Mathematics Stack Exchange is a question and answer site for people studying math at any level and professionals in related fields. Join them; it only takes a minute:

Sign up
Here's how it works:
  1. Anybody can ask a question
  2. Anybody can answer
  3. The best answers are voted up and rise to the top

I am looking for some special type of matrices, such that the matrix vector multiplication complexity is less than $O(n^2)$. A few such examples are Hankel and Toeplitz. But they have very less degrees of freedom (i.e. less number of free variables). Can I have some other kind of matrix that has somewhat more degree of freedoms.

share|cite|improve this question
The complexity of multiplication would be bounded below by the degrees of freedom. I guess you can have some other kinds of matrices with more degrees of freedom. – Tunococ Jan 19 '13 at 1:44
Any matrix with $o(n^2)$ non-zero entries would be an example. – Tunococ Jan 19 '13 at 1:49
Agree with @Tunococ, with the caveat that you're using a sparse representation of the matrix family. – John Moeller Jan 19 '13 at 3:40
Hadamard matrices? Discrete Fourier Transform matrixes (especially when $n$ is a highly composite integer)? – Dilip Sarwate Jan 19 '13 at 3:51

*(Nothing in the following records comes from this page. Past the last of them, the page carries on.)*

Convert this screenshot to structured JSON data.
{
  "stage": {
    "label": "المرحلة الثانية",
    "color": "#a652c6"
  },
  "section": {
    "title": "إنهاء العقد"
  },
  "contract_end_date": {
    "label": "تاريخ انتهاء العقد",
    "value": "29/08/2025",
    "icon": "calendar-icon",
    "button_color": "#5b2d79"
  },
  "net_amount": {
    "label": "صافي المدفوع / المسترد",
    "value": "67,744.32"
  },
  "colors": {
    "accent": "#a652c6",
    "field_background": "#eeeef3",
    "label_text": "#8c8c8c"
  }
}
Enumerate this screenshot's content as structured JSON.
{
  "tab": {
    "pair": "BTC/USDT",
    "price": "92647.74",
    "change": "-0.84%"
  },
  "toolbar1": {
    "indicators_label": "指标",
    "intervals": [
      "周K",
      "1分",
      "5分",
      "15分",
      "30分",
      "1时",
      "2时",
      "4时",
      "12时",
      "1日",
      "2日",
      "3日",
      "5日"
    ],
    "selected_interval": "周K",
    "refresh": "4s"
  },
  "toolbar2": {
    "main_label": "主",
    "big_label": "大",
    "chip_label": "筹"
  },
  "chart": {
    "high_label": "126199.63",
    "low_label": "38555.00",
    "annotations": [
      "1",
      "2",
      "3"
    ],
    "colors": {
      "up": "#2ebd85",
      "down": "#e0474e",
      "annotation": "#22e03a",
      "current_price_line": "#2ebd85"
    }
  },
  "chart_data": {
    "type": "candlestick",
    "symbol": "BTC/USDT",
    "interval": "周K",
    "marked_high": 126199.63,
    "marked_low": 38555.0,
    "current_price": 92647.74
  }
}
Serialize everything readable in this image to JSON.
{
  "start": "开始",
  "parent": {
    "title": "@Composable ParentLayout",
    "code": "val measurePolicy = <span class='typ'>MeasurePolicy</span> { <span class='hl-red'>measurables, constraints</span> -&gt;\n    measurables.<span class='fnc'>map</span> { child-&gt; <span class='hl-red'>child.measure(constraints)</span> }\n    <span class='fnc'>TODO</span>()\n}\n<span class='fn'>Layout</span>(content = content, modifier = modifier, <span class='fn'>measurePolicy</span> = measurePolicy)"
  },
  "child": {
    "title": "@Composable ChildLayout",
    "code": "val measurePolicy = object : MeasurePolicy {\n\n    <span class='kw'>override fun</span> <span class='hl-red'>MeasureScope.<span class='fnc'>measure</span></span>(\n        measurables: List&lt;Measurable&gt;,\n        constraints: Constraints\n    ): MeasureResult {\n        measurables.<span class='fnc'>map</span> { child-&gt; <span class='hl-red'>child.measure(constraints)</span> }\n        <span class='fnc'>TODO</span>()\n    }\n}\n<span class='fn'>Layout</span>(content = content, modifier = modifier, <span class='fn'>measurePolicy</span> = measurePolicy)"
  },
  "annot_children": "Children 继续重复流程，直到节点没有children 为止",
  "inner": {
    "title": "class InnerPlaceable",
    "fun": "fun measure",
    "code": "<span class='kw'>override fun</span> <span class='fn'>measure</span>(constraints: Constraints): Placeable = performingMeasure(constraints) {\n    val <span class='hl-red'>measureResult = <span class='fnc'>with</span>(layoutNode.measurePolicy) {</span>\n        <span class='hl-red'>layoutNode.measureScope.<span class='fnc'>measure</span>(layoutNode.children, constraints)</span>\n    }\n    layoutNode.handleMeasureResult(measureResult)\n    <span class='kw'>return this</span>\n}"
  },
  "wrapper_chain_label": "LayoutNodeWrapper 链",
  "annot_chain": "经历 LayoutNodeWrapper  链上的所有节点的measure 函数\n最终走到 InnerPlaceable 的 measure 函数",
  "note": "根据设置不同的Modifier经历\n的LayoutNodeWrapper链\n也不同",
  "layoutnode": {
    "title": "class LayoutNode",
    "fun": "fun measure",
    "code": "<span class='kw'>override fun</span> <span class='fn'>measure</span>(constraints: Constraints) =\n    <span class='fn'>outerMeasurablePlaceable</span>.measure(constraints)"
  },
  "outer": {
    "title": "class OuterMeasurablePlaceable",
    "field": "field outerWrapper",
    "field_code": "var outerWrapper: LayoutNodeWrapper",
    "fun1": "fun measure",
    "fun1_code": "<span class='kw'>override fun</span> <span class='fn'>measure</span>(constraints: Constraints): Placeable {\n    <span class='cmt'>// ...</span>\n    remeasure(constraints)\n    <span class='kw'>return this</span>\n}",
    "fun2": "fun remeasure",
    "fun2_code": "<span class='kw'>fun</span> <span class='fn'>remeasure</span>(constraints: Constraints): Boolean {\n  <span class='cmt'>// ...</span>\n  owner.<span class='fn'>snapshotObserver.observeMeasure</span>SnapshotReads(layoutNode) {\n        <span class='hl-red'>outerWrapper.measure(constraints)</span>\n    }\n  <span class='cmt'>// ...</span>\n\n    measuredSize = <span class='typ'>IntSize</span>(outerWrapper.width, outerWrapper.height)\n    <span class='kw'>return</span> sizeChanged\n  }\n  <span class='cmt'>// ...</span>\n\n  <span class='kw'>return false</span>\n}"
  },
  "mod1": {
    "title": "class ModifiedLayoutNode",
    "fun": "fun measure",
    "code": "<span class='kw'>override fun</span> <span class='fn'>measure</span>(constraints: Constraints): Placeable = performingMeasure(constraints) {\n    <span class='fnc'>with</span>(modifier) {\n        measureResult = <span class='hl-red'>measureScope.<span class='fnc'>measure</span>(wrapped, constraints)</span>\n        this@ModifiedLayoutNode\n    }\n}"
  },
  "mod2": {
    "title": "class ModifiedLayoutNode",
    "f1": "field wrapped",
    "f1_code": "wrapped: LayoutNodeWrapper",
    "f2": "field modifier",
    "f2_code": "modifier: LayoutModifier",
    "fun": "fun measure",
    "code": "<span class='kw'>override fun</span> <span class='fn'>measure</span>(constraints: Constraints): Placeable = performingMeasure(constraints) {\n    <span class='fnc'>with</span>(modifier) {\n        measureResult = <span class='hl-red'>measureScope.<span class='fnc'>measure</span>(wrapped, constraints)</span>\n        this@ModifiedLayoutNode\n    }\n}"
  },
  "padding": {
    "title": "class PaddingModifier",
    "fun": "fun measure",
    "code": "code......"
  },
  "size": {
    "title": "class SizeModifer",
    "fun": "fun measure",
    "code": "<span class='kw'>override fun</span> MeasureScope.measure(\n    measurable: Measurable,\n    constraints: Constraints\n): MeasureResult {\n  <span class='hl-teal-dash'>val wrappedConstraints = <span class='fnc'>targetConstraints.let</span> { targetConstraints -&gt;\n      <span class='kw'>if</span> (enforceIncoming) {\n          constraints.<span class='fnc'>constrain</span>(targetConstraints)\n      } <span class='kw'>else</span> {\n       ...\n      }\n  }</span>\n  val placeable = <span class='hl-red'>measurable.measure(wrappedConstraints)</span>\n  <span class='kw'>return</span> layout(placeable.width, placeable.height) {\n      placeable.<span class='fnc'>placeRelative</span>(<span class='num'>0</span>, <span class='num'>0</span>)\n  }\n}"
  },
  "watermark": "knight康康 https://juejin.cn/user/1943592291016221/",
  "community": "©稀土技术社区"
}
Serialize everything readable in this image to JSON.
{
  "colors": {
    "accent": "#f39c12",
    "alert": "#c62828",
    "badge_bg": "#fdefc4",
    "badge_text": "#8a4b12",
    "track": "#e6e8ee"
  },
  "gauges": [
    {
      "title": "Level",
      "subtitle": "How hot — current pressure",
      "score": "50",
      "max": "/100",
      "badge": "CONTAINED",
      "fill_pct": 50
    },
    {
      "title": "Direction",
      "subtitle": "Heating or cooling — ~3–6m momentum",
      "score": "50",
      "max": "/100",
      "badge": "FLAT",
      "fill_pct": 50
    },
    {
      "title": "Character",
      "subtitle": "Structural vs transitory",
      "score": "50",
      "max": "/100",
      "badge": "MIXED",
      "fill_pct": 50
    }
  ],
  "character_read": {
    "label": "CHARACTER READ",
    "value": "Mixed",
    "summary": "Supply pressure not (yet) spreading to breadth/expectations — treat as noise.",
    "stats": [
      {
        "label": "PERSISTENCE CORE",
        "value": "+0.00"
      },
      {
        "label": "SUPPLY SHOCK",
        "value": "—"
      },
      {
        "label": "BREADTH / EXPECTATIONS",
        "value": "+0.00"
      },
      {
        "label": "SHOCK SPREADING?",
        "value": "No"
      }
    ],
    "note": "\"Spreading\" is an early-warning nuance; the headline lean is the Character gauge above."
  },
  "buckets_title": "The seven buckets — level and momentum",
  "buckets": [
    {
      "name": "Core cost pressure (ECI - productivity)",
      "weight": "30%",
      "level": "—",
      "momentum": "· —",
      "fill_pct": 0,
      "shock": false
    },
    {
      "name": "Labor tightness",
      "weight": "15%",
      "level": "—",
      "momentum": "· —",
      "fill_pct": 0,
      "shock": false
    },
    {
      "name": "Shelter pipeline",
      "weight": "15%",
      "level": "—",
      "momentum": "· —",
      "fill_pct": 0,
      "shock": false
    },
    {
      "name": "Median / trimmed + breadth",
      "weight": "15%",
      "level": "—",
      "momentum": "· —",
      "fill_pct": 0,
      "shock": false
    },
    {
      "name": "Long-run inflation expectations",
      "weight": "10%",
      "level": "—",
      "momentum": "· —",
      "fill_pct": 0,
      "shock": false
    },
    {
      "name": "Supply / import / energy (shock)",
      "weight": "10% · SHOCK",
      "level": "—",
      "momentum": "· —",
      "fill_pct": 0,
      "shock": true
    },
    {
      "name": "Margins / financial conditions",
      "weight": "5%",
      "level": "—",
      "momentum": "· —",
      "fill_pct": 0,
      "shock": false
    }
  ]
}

If you a sparse matrix by which, I mean sparse in conventional sense with zero fill-ins, then the cost is obviously less than $\mathcal{O}(n^2)$. For instance, banded matrices can be multiplied with a vector in $\mathcal{O}(bn)$, where $b$ is the band-width of the matrix.

There are also dense matrices, which are sparse in the sense of data sparsity. For instance, the Topelitz and Hankel matrices have information content of $\mathcal{O}(n)$. For these matrices, the matrix-vector product can be done in almost linear complexity i.e. $\mathcal{O}(n \log^{\alpha} n)$, where $\alpha \in \{0,1\}$.

Apart from these conventional structures, if we have a low-rank matrix say of rank $r \ll n$, where $n$ is the size of the matrix, and know that it is low-rank of rank $r$, factor it using fast low-rank factorizations ($\mathcal{O}(n)$) like rank reduced LU or rank reduced QR or other interpolation techniques to get it into a factored form and perform matrix vector products in $\mathcal{O}(rn)$ complexity.

enter image description here

Using this idea, there is a class of matrices known as hierarchical matrices ($\mathcal{H}$,$\mathcal{H}^2$, HODLR, p-HSS, HSS matrices) for which matrix-vector products can be obtained in $\mathcal{O}(n \log^{\beta})$ complexity, where $\beta \in \{0,1\}$. For these hierarchical matrices, the low-rank blocks arise in a recursive fashion, where in certain sub blocks of the matrices at each level in the recursion are low-rank.

enter image description here

Most of the dense matrices arising in engineering applications like for instance matrices arising out of $N$ body problems in computational physics, boundary element method, covariance matrices, Jacobian matrices, etc., can be well modelled/ approximated using these hierarchical matrices. If you are familiar with fast multipole method, these hierarchical matrices are nothing but a algebraic generalization of the matrices arising in fast multipole method. Further, there are different hierarchical structures one could exploit. The structure I have shown above is for $\mathcal{H}$ or $\mathcal{H}^2$-matrices. Another popular hierarchical structure is the hierarchical semi-separable structure (HSS), where the off-diagonal blocks are low-rank and these low-rank have a nested basis.

Another powerful application of these matrices is that we can even construct direct linear solvers in almost linear complexity i.e. $\mathcal{O}(r^2 n \log^{\alpha} n)$, where $\alpha \in \{0,1,2\}$.

share|cite|improve this answer
Thanks for the reply. This helps a lot – user58837 Jan 21 '13 at 22:08

Your Answer


By posting your answer, you agree to the privacy policy and terms of service.

Not the answer you're looking for? Browse other questions tagged or ask your own question.